Google: 15,000 searches as green as a cheeseburger


Running 15,000 Google searches unleashes the same amount of carbon emissions on the world as eating a cheeseburger, Google has claimed.

Back in January, a since rubbished report in the Times claimed that every two Google searches creates as much CO2 as boiling a kettle. Even the scientist behind the quoted Harvard study disputed that claim he never mentioned Google in his research but he did find that visiting a website creates 20 milligrams of carbon emissions per second.

Now, Google has followed up with statistics of its own. Urs Hlzle, senior vice president of operations, wrote on Google's blog that an average search creates about 0.2 grams (200 milligrams) of carbon dioxide after using 1kJ of energy.

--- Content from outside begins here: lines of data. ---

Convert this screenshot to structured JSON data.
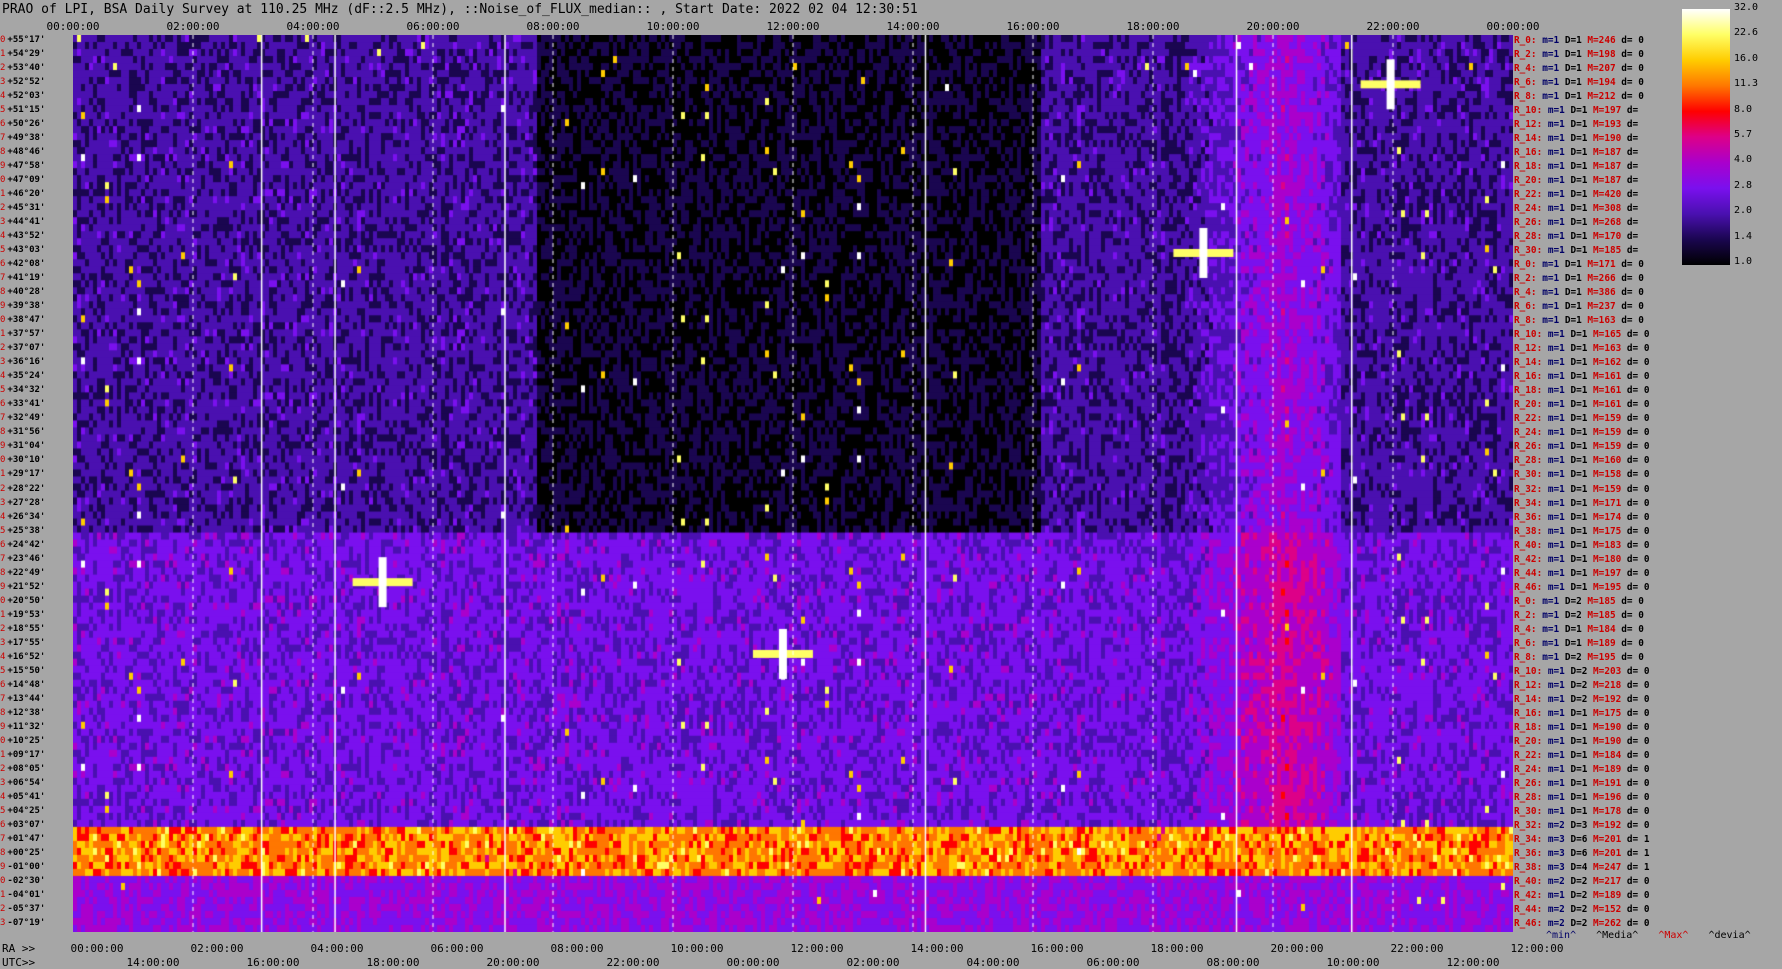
{
  "title": "PRAO of LPI, BSA Daily Survey at 110.25 MHz (dF::2.5 MHz), ::Noise_of_FLUX_median:: , Start Date: 2022 02 04 12:30:51",
  "axes": {
    "top_ticks": [
      "00:00:00",
      "02:00:00",
      "04:00:00",
      "06:00:00",
      "08:00:00",
      "10:00:00",
      "12:00:00",
      "14:00:00",
      "16:00:00",
      "18:00:00",
      "20:00:00",
      "22:00:00",
      "00:00:00"
    ],
    "ra_prefix": "RA >>",
    "ra_ticks": [
      "00:00:00",
      "02:00:00",
      "04:00:00",
      "06:00:00",
      "08:00:00",
      "10:00:00",
      "12:00:00",
      "14:00:00",
      "16:00:00",
      "18:00:00",
      "20:00:00",
      "22:00:00",
      "12:00:00"
    ],
    "utc_prefix": "UTC>>",
    "utc_ticks": [
      "14:00:00",
      "16:00:00",
      "18:00:00",
      "20:00:00",
      "22:00:00",
      "00:00:00",
      "02:00:00",
      "04:00:00",
      "06:00:00",
      "08:00:00",
      "10:00:00",
      "12:00:00"
    ]
  },
  "declinations": [
    "+55°17'",
    "+54°29'",
    "+53°40'",
    "+52°52'",
    "+52°03'",
    "+51°15'",
    "+50°26'",
    "+49°38'",
    "+48°46'",
    "+47°58'",
    "+47°09'",
    "+46°20'",
    "+45°31'",
    "+44°41'",
    "+43°52'",
    "+43°03'",
    "+42°08'",
    "+41°19'",
    "+40°28'",
    "+39°38'",
    "+38°47'",
    "+37°57'",
    "+37°07'",
    "+36°16'",
    "+35°24'",
    "+34°32'",
    "+33°41'",
    "+32°49'",
    "+31°56'",
    "+31°04'",
    "+30°10'",
    "+29°17'",
    "+28°22'",
    "+27°28'",
    "+26°34'",
    "+25°38'",
    "+24°42'",
    "+23°46'",
    "+22°49'",
    "+21°52'",
    "+20°50'",
    "+19°53'",
    "+18°55'",
    "+17°55'",
    "+16°52'",
    "+15°50'",
    "+14°48'",
    "+13°44'",
    "+12°38'",
    "+11°32'",
    "+10°25'",
    "+09°17'",
    "+08°05'",
    "+06°54'",
    "+05°41'",
    "+04°25'",
    "+03°07'",
    "+01°47'",
    "+00°25'",
    "-01°00'",
    "-02°30'",
    "-04°01'",
    "-05°37'",
    "-07°19'"
  ],
  "stats": [
    {
      "r": "R_0:",
      "m": "m=1",
      "d": "D=1",
      "M": "M=246",
      "dv": "d= 0"
    },
    {
      "r": "R_2:",
      "m": "m=1",
      "d": "D=1",
      "M": "M=198",
      "dv": "d= 0"
    },
    {
      "r": "R_4:",
      "m": "m=1",
      "d": "D=1",
      "M": "M=207",
      "dv": "d= 0"
    },
    {
      "r": "R_6:",
      "m": "m=1",
      "d": "D=1",
      "M": "M=194",
      "dv": "d= 0"
    },
    {
      "r": "R_8:",
      "m": "m=1",
      "d": "D=1",
      "M": "M=212",
      "dv": "d= 0"
    },
    {
      "r": "R_10:",
      "m": "m=1",
      "d": "D=1",
      "M": "M=197",
      "dv": "d="
    },
    {
      "r": "R_12:",
      "m": "m=1",
      "d": "D=1",
      "M": "M=193",
      "dv": "d="
    },
    {
      "r": "R_14:",
      "m": "m=1",
      "d": "D=1",
      "M": "M=190",
      "dv": "d="
    },
    {
      "r": "R_16:",
      "m": "m=1",
      "d": "D=1",
      "M": "M=187",
      "dv": "d="
    },
    {
      "r": "R_18:",
      "m": "m=1",
      "d": "D=1",
      "M": "M=187",
      "dv": "d="
    },
    {
      "r": "R_20:",
      "m": "m=1",
      "d": "D=1",
      "M": "M=187",
      "dv": "d="
    },
    {
      "r": "R_22:",
      "m": "m=1",
      "d": "D=1",
      "M": "M=420",
      "dv": "d="
    },
    {
      "r": "R_24:",
      "m": "m=1",
      "d": "D=1",
      "M": "M=308",
      "dv": "d="
    },
    {
      "r": "R_26:",
      "m": "m=1",
      "d": "D=1",
      "M": "M=268",
      "dv": "d="
    },
    {
      "r": "R_28:",
      "m": "m=1",
      "d": "D=1",
      "M": "M=170",
      "dv": "d="
    },
    {
      "r": "R_30:",
      "m": "m=1",
      "d": "D=1",
      "M": "M=185",
      "dv": "d="
    },
    {
      "r": "R_0:",
      "m": "m=1",
      "d": "D=1",
      "M": "M=171",
      "dv": "d= 0"
    },
    {
      "r": "R_2:",
      "m": "m=1",
      "d": "D=1",
      "M": "M=266",
      "dv": "d= 0"
    },
    {
      "r": "R_4:",
      "m": "m=1",
      "d": "D=1",
      "M": "M=386",
      "dv": "d= 0"
    },
    {
      "r": "R_6:",
      "m": "m=1",
      "d": "D=1",
      "M": "M=237",
      "dv": "d= 0"
    },
    {
      "r": "R_8:",
      "m": "m=1",
      "d": "D=1",
      "M": "M=163",
      "dv": "d= 0"
    },
    {
      "r": "R_10:",
      "m": "m=1",
      "d": "D=1",
      "M": "M=165",
      "dv": "d= 0"
    },
    {
      "r": "R_12:",
      "m": "m=1",
      "d": "D=1",
      "M": "M=163",
      "dv": "d= 0"
    },
    {
      "r": "R_14:",
      "m": "m=1",
      "d": "D=1",
      "M": "M=162",
      "dv": "d= 0"
    },
    {
      "r": "R_16:",
      "m": "m=1",
      "d": "D=1",
      "M": "M=161",
      "dv": "d= 0"
    },
    {
      "r": "R_18:",
      "m": "m=1",
      "d": "D=1",
      "M": "M=161",
      "dv": "d= 0"
    },
    {
      "r": "R_20:",
      "m": "m=1",
      "d": "D=1",
      "M": "M=161",
      "dv": "d= 0"
    },
    {
      "r": "R_22:",
      "m": "m=1",
      "d": "D=1",
      "M": "M=159",
      "dv": "d= 0"
    },
    {
      "r": "R_24:",
      "m": "m=1",
      "d": "D=1",
      "M": "M=159",
      "dv": "d= 0"
    },
    {
      "r": "R_26:",
      "m": "m=1",
      "d": "D=1",
      "M": "M=159",
      "dv": "d= 0"
    },
    {
      "r": "R_28:",
      "m": "m=1",
      "d": "D=1",
      "M": "M=160",
      "dv": "d= 0"
    },
    {
      "r": "R_30:",
      "m": "m=1",
      "d": "D=1",
      "M": "M=158",
      "dv": "d= 0"
    },
    {
      "r": "R_32:",
      "m": "m=1",
      "d": "D=1",
      "M": "M=159",
      "dv": "d= 0"
    },
    {
      "r": "R_34:",
      "m": "m=1",
      "d": "D=1",
      "M": "M=171",
      "dv": "d= 0"
    },
    {
      "r": "R_36:",
      "m": "m=1",
      "d": "D=1",
      "M": "M=174",
      "dv": "d= 0"
    },
    {
      "r": "R_38:",
      "m": "m=1",
      "d": "D=1",
      "M": "M=175",
      "dv": "d= 0"
    },
    {
      "r": "R_40:",
      "m": "m=1",
      "d": "D=1",
      "M": "M=183",
      "dv": "d= 0"
    },
    {
      "r": "R_42:",
      "m": "m=1",
      "d": "D=1",
      "M": "M=180",
      "dv": "d= 0"
    },
    {
      "r": "R_44:",
      "m": "m=1",
      "d": "D=1",
      "M": "M=197",
      "dv": "d= 0"
    },
    {
      "r": "R_46:",
      "m": "m=1",
      "d": "D=1",
      "M": "M=195",
      "dv": "d= 0"
    },
    {
      "r": "R_0:",
      "m": "m=1",
      "d": "D=2",
      "M": "M=185",
      "dv": "d= 0"
    },
    {
      "r": "R_2:",
      "m": "m=1",
      "d": "D=2",
      "M": "M=185",
      "dv": "d= 0"
    },
    {
      "r": "R_4:",
      "m": "m=1",
      "d": "D=1",
      "M": "M=184",
      "dv": "d= 0"
    },
    {
      "r": "R_6:",
      "m": "m=1",
      "d": "D=1",
      "M": "M=189",
      "dv": "d= 0"
    },
    {
      "r": "R_8:",
      "m": "m=1",
      "d": "D=2",
      "M": "M=195",
      "dv": "d= 0"
    },
    {
      "r": "R_10:",
      "m": "m=1",
      "d": "D=2",
      "M": "M=203",
      "dv": "d= 0"
    },
    {
      "r": "R_12:",
      "m": "m=1",
      "d": "D=2",
      "M": "M=218",
      "dv": "d= 0"
    },
    {
      "r": "R_14:",
      "m": "m=1",
      "d": "D=2",
      "M": "M=192",
      "dv": "d= 0"
    },
    {
      "r": "R_16:",
      "m": "m=1",
      "d": "D=1",
      "M": "M=175",
      "dv": "d= 0"
    },
    {
      "r": "R_18:",
      "m": "m=1",
      "d": "D=1",
      "M": "M=190",
      "dv": "d= 0"
    },
    {
      "r": "R_20:",
      "m": "m=1",
      "d": "D=1",
      "M": "M=190",
      "dv": "d= 0"
    },
    {
      "r": "R_22:",
      "m": "m=1",
      "d": "D=1",
      "M": "M=184",
      "dv": "d= 0"
    },
    {
      "r": "R_24:",
      "m": "m=1",
      "d": "D=1",
      "M": "M=189",
      "dv": "d= 0"
    },
    {
      "r": "R_26:",
      "m": "m=1",
      "d": "D=1",
      "M": "M=191",
      "dv": "d= 0"
    },
    {
      "r": "R_28:",
      "m": "m=1",
      "d": "D=1",
      "M": "M=196",
      "dv": "d= 0"
    },
    {
      "r": "R_30:",
      "m": "m=1",
      "d": "D=1",
      "M": "M=178",
      "dv": "d= 0"
    },
    {
      "r": "R_32:",
      "m": "m=2",
      "d": "D=3",
      "M": "M=192",
      "dv": "d= 0"
    },
    {
      "r": "R_34:",
      "m": "m=3",
      "d": "D=6",
      "M": "M=201",
      "dv": "d= 1"
    },
    {
      "r": "R_36:",
      "m": "m=3",
      "d": "D=6",
      "M": "M=201",
      "dv": "d= 1"
    },
    {
      "r": "R_38:",
      "m": "m=3",
      "d": "D=4",
      "M": "M=247",
      "dv": "d= 1"
    },
    {
      "r": "R_40:",
      "m": "m=2",
      "d": "D=2",
      "M": "M=217",
      "dv": "d= 0"
    },
    {
      "r": "R_42:",
      "m": "m=1",
      "d": "D=2",
      "M": "M=189",
      "dv": "d= 0"
    },
    {
      "r": "R_44:",
      "m": "m=2",
      "d": "D=2",
      "M": "M=152",
      "dv": "d= 0"
    },
    {
      "r": "R_46:",
      "m": "m=2",
      "d": "D=2",
      "M": "M=262",
      "dv": "d= 0"
    }
  ],
  "colorbar": {
    "ticks": [
      "32.0",
      "22.6",
      "16.0",
      "11.3",
      "8.0",
      "5.7",
      "4.0",
      "2.8",
      "2.0",
      "1.4",
      "1.0"
    ],
    "colors": [
      "#ffffff",
      "#ffff66",
      "#ffcc00",
      "#ff7700",
      "#ff0000",
      "#dd0088",
      "#aa00cc",
      "#7a10ee",
      "#4a10b0",
      "#1a0650",
      "#000000"
    ]
  },
  "legend": {
    "min": "^min^",
    "median": "^Media^",
    "max": "^Max^",
    "devia": "^devia^"
  },
  "chart_data": {
    "type": "heatmap",
    "title": "PRAO of LPI, BSA Daily Survey at 110.25 MHz (dF::2.5 MHz), ::Noise_of_FLUX_median:: , Start Date: 2022 02 04 12:30:51",
    "x_ticks_top": [
      "00:00:00",
      "02:00:00",
      "04:00:00",
      "06:00:00",
      "08:00:00",
      "10:00:00",
      "12:00:00",
      "14:00:00",
      "16:00:00",
      "18:00:00",
      "20:00:00",
      "22:00:00",
      "00:00:00"
    ],
    "y_range": [
      "+55°17'",
      "-07°19'"
    ],
    "y_row_count": 64,
    "colorbar_range": [
      1.0,
      32.0
    ],
    "features": [
      {
        "label": "strong interference band",
        "dec_range": [
          "+03°07'",
          "-01°00'"
        ],
        "level": "8.0-32.0"
      },
      {
        "label": "bright source",
        "ra": "20:00:00",
        "dec": "+41°19'",
        "level": "32.0"
      },
      {
        "label": "bright source",
        "ra": "12:00:00",
        "dec": "+12°38'",
        "level": "22.6"
      }
    ]
  }
}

According to Hlzle, that means 850 searches creates as many emissions as a daily newspaper, while 1,050 queries will buy you a glass of orange juice. Driving five miles in an American car creates as much CO2 as 10,000 searches, while a chesseburger is worth a whopping 15,000 Google searches.

Hlzle claimed Google has cut the energy used in its own data centres by half, claiming the search giant uses half the energy to run its data centres as the rest of the industry.

"This efficiency means that in the time it takes to do a Google search, your own personal computer will likely use more energy than we will use to answer your query," he claimed.

While he warned that increasing use of technoloy and gadgets means more power is needed to run it all, he noted that IT saves energy in other ways. Citing a study by the Climate Group, Hlzle claimed that IT emissions "pay for themselves" by cutting CO2 creation in other areas.

"After all, it's much more efficient to move electrons than to move atoms," he said. "Virtual tools like email, video-conferencing, and search engines replace more carbon-intensive activities like snail mail, business travel, and driving."

Click here for our top 10 tips for green IT.